HOW TO COMPLETE THIS TASK: Take every line from the listing below that includes "main" and copy it.

-- Opening Marker --

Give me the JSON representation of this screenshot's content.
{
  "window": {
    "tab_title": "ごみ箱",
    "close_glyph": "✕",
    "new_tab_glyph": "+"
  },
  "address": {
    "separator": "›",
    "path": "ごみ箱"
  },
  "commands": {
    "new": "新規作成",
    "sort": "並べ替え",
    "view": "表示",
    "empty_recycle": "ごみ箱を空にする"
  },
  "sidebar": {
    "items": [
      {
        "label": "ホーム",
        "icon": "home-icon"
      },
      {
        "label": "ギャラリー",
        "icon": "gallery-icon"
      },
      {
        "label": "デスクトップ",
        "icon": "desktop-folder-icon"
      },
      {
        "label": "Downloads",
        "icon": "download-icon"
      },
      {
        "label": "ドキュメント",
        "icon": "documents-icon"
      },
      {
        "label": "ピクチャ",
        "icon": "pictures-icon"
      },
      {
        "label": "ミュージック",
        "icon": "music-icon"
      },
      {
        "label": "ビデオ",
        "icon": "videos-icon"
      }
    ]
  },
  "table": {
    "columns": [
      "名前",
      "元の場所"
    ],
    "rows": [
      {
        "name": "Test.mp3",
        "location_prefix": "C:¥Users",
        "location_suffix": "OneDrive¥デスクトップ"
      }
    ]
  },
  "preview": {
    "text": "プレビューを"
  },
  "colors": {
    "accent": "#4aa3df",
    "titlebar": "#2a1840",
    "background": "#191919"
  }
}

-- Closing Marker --
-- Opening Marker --

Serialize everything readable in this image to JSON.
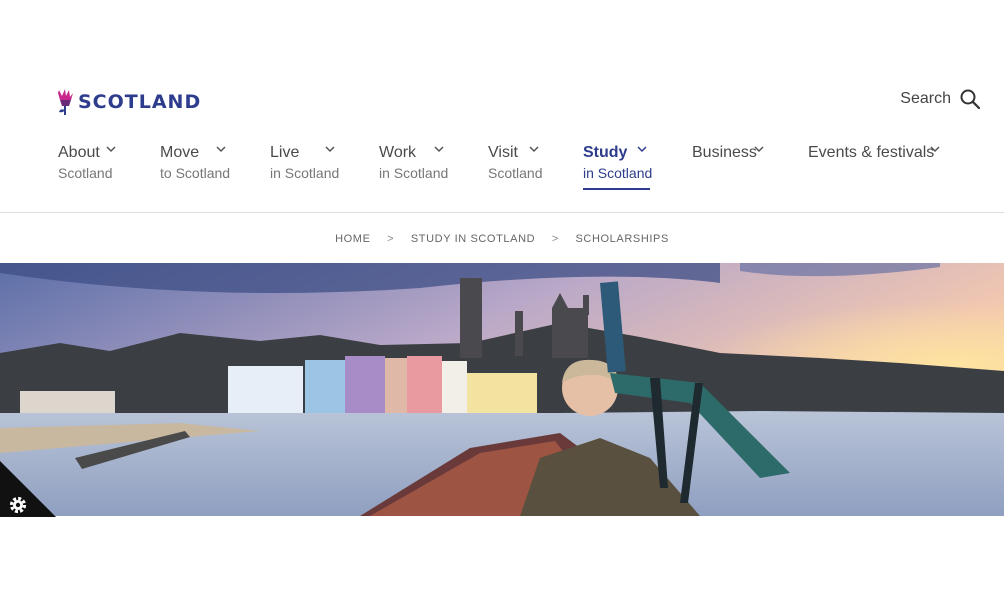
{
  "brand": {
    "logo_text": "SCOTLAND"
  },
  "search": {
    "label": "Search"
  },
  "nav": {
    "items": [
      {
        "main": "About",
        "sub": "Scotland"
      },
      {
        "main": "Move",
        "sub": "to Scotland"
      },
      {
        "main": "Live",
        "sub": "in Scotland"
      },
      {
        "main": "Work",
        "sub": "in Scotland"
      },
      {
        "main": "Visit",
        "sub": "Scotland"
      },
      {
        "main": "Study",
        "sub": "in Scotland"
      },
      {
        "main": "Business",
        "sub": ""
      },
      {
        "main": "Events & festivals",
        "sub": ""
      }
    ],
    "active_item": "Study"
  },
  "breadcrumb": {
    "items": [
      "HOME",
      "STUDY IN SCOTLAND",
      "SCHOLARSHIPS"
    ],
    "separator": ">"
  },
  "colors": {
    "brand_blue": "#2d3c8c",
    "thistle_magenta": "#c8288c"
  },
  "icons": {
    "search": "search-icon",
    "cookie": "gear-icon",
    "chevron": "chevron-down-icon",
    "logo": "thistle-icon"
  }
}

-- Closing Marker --

SOLUTION TO THE PROBLEM:
        "main": "About",
        "main": "Move",
        "main": "Live",
        "main": "Work",
        "main": "Visit",
        "main": "Study",
        "main": "Business",
        "main": "Events & festivals",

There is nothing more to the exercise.